With the possible exception of rattlers, most of us here are fond of reptiles and amphibians, although we have cautioned Tank about snapping turtles. He could have a heck of a time hitting his deadlines if he ends up a finger or two short! Of course, we may not notice an increase in typos since we deal with so many as it is from him! — PM

More Single Actions

Last year I got stuck on Taffin’s story at the back about the great shooters from the past. I’ve had guns all my life but they’ve been single-action revolvers or leverguns (I do Cowboy Action shooting).

However, I do have an S&W Model 686 .357, a Model 24-3 .44 Special and a Model 29 Elmer Keith Commemorative .44 Magnum. Last year at a cowboy collectible show I was able to buy Elmer Keith’s Hell, I Was There. You can’t put it down. After I read it, I believe we would have made good friends and partners. Anyway, more stories on the single action. They’re just as good as the semi autos.
R. Gibson
Amarillo, TX

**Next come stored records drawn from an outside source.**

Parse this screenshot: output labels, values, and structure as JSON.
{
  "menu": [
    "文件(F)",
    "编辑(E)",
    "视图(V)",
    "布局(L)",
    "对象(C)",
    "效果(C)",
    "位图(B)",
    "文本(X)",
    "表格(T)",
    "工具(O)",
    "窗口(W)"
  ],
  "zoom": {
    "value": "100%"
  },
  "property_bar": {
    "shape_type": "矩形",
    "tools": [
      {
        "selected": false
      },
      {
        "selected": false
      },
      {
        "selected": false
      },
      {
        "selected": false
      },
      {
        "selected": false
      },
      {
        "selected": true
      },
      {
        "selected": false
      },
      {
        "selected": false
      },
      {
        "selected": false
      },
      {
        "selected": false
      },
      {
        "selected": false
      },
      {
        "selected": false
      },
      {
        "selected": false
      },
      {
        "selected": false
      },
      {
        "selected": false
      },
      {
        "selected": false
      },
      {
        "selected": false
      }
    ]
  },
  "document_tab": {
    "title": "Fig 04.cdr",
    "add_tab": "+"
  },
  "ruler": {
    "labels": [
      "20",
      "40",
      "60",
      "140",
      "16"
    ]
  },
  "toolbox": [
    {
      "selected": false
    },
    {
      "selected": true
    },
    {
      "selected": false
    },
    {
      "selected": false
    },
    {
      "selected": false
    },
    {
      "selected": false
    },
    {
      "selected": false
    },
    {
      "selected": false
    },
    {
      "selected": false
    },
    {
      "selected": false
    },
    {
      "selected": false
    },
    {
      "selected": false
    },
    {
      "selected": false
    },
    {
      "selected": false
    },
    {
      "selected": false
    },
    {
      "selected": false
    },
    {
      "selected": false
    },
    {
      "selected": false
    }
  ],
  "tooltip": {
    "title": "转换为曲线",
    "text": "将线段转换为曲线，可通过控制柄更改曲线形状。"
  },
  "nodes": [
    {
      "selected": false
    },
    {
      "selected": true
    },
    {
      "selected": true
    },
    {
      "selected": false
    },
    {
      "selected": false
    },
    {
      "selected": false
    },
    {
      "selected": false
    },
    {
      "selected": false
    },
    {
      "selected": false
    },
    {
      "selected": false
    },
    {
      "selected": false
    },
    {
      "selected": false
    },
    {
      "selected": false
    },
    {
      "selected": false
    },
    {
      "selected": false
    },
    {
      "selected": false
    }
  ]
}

Satisfied Customer

Just chiming in to say I have eight different gun magazine subscriptions and value GUNS at the top of the list. I enjoy all your columns, but John Taffin and Duke are my favorite writers. Keep up the good work. You have a subscriber for life.
Chuck Irwin
via email

Thanks Chuck, and keep your “good” eye peeled over the next few issues. While we’re not making any big changes, we are doing a few things to make things a bit easier to read and find, and we’re casting off the chains on Joe Novolozo our layout artist (go get ’em Joe!), so watch for some fun layout touches. We’ve also challenged the guys — and gals — to come up with even better artwork and photos for their articles, and to fire-up their “wit and charm” to make us laugh with them. All-in-all, we know things are going to get even more fun in GUNS. Let us know what you’d like to see down the road, too. — RH